Besides big designer houses, home labels too are producing their own face masks to capitalise on the trend, including homemakers who have the skill to sew.
I came across a local social enterprise, Tanoti House, which even produces rattan face masks.
Tanoti House has been helping the Penan in Sarawak by encouraging their skilled women to weave rattan products, which are then promoted to the world market.
Most reusable face masks, if made from the right material and fit properly, would be a cheaper option than the disposable ones as long as they are washed frequently.
Yet, many find it hard to don the face mask.
With many countries experiencing the second wave, we still have anti-maskers who feel it is an infringement of their rights to wear the masks.
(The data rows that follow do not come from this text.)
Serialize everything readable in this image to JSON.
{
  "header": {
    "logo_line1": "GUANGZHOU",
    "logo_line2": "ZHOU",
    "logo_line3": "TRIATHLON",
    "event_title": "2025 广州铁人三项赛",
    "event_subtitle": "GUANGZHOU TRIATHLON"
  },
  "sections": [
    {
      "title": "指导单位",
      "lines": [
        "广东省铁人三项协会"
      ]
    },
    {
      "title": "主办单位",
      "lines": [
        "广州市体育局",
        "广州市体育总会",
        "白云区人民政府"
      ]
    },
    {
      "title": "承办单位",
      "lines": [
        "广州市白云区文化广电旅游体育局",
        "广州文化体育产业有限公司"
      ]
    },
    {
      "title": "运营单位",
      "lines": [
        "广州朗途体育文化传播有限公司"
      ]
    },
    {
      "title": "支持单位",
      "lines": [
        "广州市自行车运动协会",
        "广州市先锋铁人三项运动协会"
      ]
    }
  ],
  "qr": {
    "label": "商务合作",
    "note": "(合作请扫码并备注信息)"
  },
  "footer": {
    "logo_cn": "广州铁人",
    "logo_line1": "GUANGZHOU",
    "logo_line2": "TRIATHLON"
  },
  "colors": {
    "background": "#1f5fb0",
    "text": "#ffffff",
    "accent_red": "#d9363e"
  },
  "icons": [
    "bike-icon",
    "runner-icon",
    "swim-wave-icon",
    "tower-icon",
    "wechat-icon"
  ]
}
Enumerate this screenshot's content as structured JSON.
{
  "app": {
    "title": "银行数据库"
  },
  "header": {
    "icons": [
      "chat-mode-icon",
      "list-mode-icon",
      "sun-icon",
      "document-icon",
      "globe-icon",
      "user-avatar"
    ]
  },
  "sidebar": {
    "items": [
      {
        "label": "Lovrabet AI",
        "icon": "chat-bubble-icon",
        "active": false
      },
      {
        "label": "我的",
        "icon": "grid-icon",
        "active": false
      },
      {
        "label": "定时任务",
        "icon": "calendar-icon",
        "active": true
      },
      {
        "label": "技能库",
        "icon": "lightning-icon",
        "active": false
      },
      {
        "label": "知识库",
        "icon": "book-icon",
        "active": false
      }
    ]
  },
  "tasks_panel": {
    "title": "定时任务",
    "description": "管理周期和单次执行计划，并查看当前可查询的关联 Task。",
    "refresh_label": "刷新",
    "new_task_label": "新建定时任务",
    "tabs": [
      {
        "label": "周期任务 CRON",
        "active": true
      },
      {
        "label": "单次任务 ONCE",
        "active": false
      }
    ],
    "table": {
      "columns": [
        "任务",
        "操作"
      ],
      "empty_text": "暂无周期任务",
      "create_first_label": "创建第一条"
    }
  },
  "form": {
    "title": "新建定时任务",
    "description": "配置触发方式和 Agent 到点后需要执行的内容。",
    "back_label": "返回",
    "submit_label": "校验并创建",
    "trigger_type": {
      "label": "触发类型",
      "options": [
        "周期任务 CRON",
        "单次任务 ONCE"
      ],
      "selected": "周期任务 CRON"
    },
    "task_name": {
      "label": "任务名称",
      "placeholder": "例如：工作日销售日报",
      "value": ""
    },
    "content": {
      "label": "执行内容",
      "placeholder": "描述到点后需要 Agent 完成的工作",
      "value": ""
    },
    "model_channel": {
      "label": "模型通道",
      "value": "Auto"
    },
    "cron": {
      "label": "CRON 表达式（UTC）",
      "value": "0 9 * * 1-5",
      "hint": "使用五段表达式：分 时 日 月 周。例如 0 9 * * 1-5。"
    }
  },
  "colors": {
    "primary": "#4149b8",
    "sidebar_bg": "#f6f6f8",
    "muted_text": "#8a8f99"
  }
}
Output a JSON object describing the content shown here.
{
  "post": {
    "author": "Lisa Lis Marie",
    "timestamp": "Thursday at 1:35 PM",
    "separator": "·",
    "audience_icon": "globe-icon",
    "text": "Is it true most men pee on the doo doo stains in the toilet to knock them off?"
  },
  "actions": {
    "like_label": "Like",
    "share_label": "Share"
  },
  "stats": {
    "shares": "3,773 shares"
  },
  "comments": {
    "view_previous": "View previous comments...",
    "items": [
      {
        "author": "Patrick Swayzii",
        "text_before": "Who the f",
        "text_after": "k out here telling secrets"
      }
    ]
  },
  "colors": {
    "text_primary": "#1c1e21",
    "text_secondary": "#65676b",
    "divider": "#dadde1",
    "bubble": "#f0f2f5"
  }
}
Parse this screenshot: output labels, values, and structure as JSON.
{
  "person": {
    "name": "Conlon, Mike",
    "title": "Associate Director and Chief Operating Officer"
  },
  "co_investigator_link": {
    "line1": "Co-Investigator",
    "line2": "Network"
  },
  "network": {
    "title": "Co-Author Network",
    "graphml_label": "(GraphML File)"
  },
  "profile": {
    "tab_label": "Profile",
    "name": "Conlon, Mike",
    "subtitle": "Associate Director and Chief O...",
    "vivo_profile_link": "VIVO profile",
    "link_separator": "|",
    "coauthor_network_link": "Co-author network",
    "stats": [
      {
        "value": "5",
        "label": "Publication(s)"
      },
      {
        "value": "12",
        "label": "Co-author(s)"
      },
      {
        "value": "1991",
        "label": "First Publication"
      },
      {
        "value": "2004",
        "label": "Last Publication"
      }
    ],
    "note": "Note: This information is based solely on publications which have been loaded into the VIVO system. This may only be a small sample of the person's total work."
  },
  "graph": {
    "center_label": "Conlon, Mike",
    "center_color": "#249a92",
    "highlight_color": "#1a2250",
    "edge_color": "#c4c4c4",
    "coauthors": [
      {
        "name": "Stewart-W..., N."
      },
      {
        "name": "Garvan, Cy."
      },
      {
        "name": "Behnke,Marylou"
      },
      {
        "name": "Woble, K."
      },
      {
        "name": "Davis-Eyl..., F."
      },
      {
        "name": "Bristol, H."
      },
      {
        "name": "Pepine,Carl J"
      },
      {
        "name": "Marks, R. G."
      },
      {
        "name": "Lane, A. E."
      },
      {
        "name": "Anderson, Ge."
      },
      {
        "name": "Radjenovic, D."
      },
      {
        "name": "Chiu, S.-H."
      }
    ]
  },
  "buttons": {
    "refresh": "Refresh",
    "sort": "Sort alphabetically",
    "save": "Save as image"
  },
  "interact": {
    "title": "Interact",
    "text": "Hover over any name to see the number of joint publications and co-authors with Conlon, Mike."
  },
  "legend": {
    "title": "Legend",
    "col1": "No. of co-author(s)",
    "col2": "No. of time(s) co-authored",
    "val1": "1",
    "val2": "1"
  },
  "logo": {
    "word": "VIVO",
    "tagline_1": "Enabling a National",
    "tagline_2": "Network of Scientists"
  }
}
The government had on July 23 announced that the use of face masks in public places will be compulsory from Aug 1.
But please do not wait until Aug 1 to put on the mask.
It can be hot and uncomfortable for some, but what’s a little discomfort if it could potentially prevent someone from getting sick and dying?
Besides, human beings are known to adapt to surroundings and wearing a face mask will be here to stay for a long time.
So, don’t be a Karen, just wear a face mask for your safety and for the safety of others.
We should all remain vigilant particularly during the second wave of Covid-19.
The battle is not over and we should arm ourselves with tools in fighting the virus. Practise social distancing, remember to wash our hands and don’t forget to mask up.
Let’s learn to smile with our eyes.
This is the personal opinion of the writer and does not necessarily represent the views of Twentytwo13.